▶ [Recorded data]
>>

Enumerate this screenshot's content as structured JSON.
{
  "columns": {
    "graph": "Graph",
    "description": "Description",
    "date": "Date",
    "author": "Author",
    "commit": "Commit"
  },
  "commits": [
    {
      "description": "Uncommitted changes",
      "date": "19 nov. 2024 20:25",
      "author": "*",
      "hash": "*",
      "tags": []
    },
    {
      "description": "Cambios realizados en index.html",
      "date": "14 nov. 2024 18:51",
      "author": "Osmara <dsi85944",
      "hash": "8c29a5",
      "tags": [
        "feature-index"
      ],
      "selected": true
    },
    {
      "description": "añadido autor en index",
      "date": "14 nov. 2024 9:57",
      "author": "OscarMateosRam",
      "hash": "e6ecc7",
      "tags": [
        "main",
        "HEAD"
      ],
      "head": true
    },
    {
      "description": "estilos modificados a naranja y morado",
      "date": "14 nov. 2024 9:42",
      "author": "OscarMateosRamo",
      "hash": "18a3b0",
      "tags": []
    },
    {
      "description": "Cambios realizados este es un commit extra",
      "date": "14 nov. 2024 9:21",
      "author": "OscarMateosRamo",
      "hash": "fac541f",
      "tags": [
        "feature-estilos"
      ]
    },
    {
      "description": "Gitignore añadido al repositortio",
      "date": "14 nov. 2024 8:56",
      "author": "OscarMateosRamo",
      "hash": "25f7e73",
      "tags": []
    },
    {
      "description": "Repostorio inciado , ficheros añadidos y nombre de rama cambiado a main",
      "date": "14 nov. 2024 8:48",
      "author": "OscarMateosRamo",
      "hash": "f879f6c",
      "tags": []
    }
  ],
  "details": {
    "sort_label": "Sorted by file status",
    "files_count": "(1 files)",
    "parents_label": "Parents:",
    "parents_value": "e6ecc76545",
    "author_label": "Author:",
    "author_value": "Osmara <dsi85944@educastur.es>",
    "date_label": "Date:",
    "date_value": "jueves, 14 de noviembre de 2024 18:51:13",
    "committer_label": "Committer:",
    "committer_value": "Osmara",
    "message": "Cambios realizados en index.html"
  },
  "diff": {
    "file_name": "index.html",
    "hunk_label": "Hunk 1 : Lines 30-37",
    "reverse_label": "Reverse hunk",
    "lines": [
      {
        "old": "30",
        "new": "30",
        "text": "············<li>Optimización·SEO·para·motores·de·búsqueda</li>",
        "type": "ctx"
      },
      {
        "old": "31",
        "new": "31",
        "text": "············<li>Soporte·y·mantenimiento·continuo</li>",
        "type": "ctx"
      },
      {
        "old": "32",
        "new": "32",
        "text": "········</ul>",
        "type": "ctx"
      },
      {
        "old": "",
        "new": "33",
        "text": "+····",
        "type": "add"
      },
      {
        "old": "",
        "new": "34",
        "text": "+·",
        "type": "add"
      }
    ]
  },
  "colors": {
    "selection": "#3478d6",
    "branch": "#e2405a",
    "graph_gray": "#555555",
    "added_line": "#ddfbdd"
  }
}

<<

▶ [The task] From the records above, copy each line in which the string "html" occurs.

▶ [Answer to this task]
      "description": "Cambios realizados en index.html",
    "message": "Cambios realizados en index.html"
    "file_name": "index.html",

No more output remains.